DATASET ENTRIES:
%%
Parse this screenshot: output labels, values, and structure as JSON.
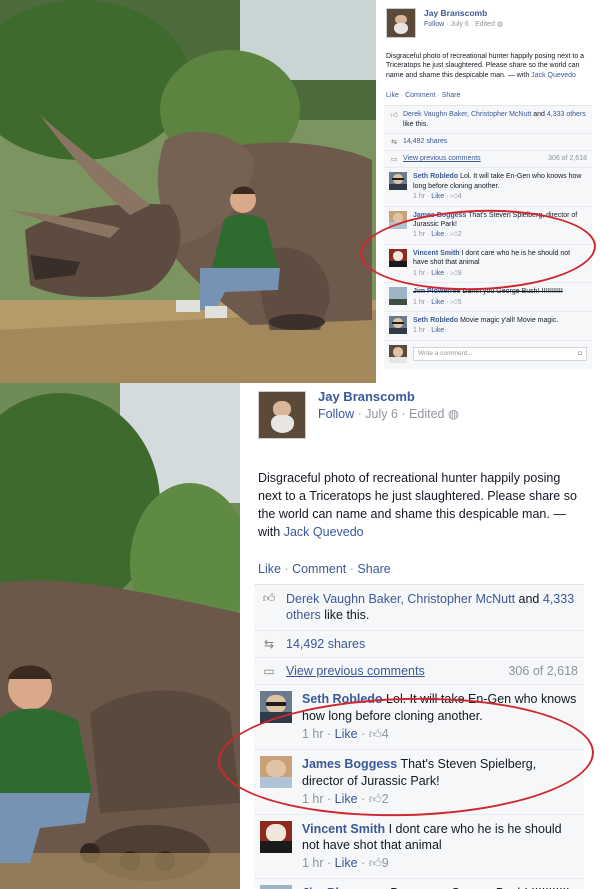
{
  "post": {
    "author": "Jay Branscomb",
    "follow_label": "Follow",
    "date": "July 6",
    "edited_label": "Edited",
    "caption": "Disgraceful photo of recreational hunter happily posing next to a Triceratops he just slaughtered. Please share so the world can name and shame this despicable man.",
    "with_prefix": "— with",
    "tagged": "Jack Quevedo",
    "actions": {
      "like": "Like",
      "comment": "Comment",
      "share": "Share",
      "sep": "·"
    },
    "likes_text": "Derek Vaughn Baker, Christopher McNutt",
    "likes_and": "and",
    "likes_others": "4,333 others",
    "likes_suffix": "like this.",
    "shares": "14,492 shares",
    "view_previous": "View previous comments",
    "comment_count": "306 of 2,618",
    "write_placeholder": "Write a comment..."
  },
  "comments": [
    {
      "name": "Seth Robledo",
      "text": "Lol. It will take En-Gen who knows how long before cloning another.",
      "time": "1 hr",
      "like": "Like",
      "likes": "4"
    },
    {
      "name": "James Boggess",
      "text": "That's Steven Spielberg, director of Jurassic Park!",
      "time": "1 hr",
      "like": "Like",
      "likes": "2"
    },
    {
      "name": "Vincent Smith",
      "text": "I dont care who he is he should not have shot that animal",
      "time": "1 hr",
      "like": "Like",
      "likes": "9"
    },
    {
      "name": "Jim Plowerree",
      "text": "Damn you George Bush! !!!!!!!!!!!",
      "time": "1 hr",
      "like": "Like",
      "likes": "5"
    },
    {
      "name": "Seth Robledo",
      "text": "Movie magic y'all! Movie magic.",
      "time": "1 hr",
      "like": "Like",
      "likes": ""
    }
  ],
  "icons": {
    "like": "thumbs-up-icon",
    "share": "share-icon",
    "comment": "speech-bubble-icon",
    "globe": "globe-icon",
    "camera": "camera-icon"
  },
  "colors": {
    "link": "#3b5998",
    "muted": "#90949c",
    "annotation": "#d0272f"
  }
}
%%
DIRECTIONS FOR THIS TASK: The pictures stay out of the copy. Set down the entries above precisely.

WRITTEN RESPONSE:
Parse this screenshot: output labels, values, and structure as JSON.
{
  "post": {
    "author": "Jay Branscomb",
    "follow_label": "Follow",
    "date": "July 6",
    "edited_label": "Edited",
    "caption": "Disgraceful photo of recreational hunter happily posing next to a Triceratops he just slaughtered. Please share so the world can name and shame this despicable man.",
    "with_prefix": "— with",
    "tagged": "Jack Quevedo",
    "actions": {
      "like": "Like",
      "comment": "Comment",
      "share": "Share",
      "sep": "·"
    },
    "likes_text": "Derek Vaughn Baker, Christopher McNutt",
    "likes_and": "and",
    "likes_others": "4,333 others",
    "likes_suffix": "like this.",
    "shares": "14,492 shares",
    "view_previous": "View previous comments",
    "comment_count": "306 of 2,618",
    "write_placeholder": "Write a comment..."
  },
  "comments": [
    {
      "name": "Seth Robledo",
      "text": "Lol. It will take En-Gen who knows how long before cloning another.",
      "time": "1 hr",
      "like": "Like",
      "likes": "4"
    },
    {
      "name": "James Boggess",
      "text": "That's Steven Spielberg, director of Jurassic Park!",
      "time": "1 hr",
      "like": "Like",
      "likes": "2"
    },
    {
      "name": "Vincent Smith",
      "text": "I dont care who he is he should not have shot that animal",
      "time": "1 hr",
      "like": "Like",
      "likes": "9"
    },
    {
      "name": "Jim Plowerree",
      "text": "Damn you George Bush! !!!!!!!!!!!",
      "time": "1 hr",
      "like": "Like",
      "likes": "5"
    },
    {
      "name": "Seth Robledo",
      "text": "Movie magic y'all! Movie magic.",
      "time": "1 hr",
      "like": "Like",
      "likes": ""
    }
  ],
  "icons": {
    "like": "thumbs-up-icon",
    "share": "share-icon",
    "comment": "speech-bubble-icon",
    "globe": "globe-icon",
    "camera": "camera-icon"
  },
  "colors": {
    "link": "#3b5998",
    "muted": "#90949c",
    "annotation": "#d0272f"
  }
}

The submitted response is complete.